- Colleges with COVID-19 vaccination requirements reduced the number of positive cases and related deaths in surrounding areas, according to a July working paper published by the National Bureau of Economic Research.
- Over 13 weeks in fall 2021, vaccination requirements at four-year residential colleges dropped the number of COVID-19 deaths by roughly 7,300, or about 5% of all deaths from the coronavirus during that time. The mandates also reduced new COVID-19 cases by 339 per 100,000 county residents.
- The starkest takeaway was that area residents benefited from the colleges' requirement, even though it was the students who got the vaccine, according to Michael Lovenheim, an NBER research associate and co-author of the paper.

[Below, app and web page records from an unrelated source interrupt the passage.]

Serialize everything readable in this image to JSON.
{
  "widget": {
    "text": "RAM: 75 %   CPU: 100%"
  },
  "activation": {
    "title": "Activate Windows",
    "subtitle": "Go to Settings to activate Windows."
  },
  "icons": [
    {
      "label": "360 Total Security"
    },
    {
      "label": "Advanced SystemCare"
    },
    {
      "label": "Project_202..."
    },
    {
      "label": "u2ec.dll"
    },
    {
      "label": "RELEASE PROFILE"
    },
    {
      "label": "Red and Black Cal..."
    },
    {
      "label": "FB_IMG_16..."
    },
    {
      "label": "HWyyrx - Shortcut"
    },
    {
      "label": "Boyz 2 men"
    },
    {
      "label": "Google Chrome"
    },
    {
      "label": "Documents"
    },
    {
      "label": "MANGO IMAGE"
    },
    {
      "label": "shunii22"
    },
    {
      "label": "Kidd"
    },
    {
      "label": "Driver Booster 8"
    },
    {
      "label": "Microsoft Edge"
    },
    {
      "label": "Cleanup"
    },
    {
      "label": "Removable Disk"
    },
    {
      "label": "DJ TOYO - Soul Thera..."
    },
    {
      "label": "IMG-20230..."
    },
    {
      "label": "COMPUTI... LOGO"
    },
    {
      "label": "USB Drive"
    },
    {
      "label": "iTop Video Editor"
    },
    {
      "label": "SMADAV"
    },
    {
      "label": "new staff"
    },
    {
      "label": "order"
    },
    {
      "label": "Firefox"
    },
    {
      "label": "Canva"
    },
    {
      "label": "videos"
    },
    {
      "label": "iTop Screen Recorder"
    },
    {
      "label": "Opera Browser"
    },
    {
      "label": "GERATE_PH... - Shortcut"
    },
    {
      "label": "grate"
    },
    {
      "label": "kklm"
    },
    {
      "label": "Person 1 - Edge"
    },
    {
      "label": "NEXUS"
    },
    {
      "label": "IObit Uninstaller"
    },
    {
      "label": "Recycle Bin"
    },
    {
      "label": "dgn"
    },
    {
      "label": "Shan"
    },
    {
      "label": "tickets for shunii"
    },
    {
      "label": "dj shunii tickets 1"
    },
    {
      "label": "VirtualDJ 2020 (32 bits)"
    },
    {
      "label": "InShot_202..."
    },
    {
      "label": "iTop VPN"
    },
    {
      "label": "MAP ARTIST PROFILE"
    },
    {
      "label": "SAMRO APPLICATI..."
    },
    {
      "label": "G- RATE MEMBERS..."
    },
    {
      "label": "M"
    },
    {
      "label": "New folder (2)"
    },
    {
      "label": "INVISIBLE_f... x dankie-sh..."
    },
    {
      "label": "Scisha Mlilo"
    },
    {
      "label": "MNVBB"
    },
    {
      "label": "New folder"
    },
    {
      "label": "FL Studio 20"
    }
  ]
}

Almost 700 colleges have required students to get inoculated against the COVID-19 virus since spring 2021, according to the report. Months later, the beginning of the 2021-2022 academic year coincided with the spread of the delta variant, leading to a surge in positive cases across the country.
The return to class affected off-campus communities differently, depending on the college's student vaccination rules.
Researchers looked at 553 counties with at least one four-year college that offered residential education. In each area, COVID-19 cases in counties with or without mandates followed a similar trajectory until the fall semester began. Once students returned for classes, both the cases and the positivity rate declined in counties with mandates, leaving them with lower shares of cases per people compared to nonmandate counties.
The traditional college student is less likely to be severely affected by coronavirus than the general population, but their vaccination protects them and those around them, according to Lovenheim.
"They can get it, but the disease seems to have less impact on the young, and the death rate among people who are college age is very, very low,” he said. “Having a vaccine mandate for a population that itself is not very at risk, but can spread it very easily, has large impacts on these local communities."
This was especially true in areas where college students are a large portion of the local population.
"There are places that you may think of as college towns where, when the students come in, all of a sudden the population doubles," said Emily Cook, co-author of the report and economics professor at Tulane University. "Those places saw very large effects. The places where college students are just a drop in the bucket? Not so much."
Lovenheim, a policy analysis and management professor at Cornell University, compared Ithaca, New York, and New York City as an example.
"In Ithaca, Cornell is such a huge part of the population," he said. "But if you go to New York City, Columbia students are a much smaller portion of the people there. We found these spillover effects had a much bigger impact in a place like Ithaca."
Both Cook and Lovenheim noted a lack of ambiguity in the report's findings.
"The surprising thing was how clean and robust the results are," Lovenheim said. "I've done a lot of research, and things rarely turn out cleanly."
Researchers went into the project with a hypothesis, but not an expectation of what the data would show, Cook said.
"We started with a question that was going to be interesting, regardless," she said. "If it said that the vaccines don't work, that would have also been a very important finding. But there just wasn't a way to beat these findings out of the data."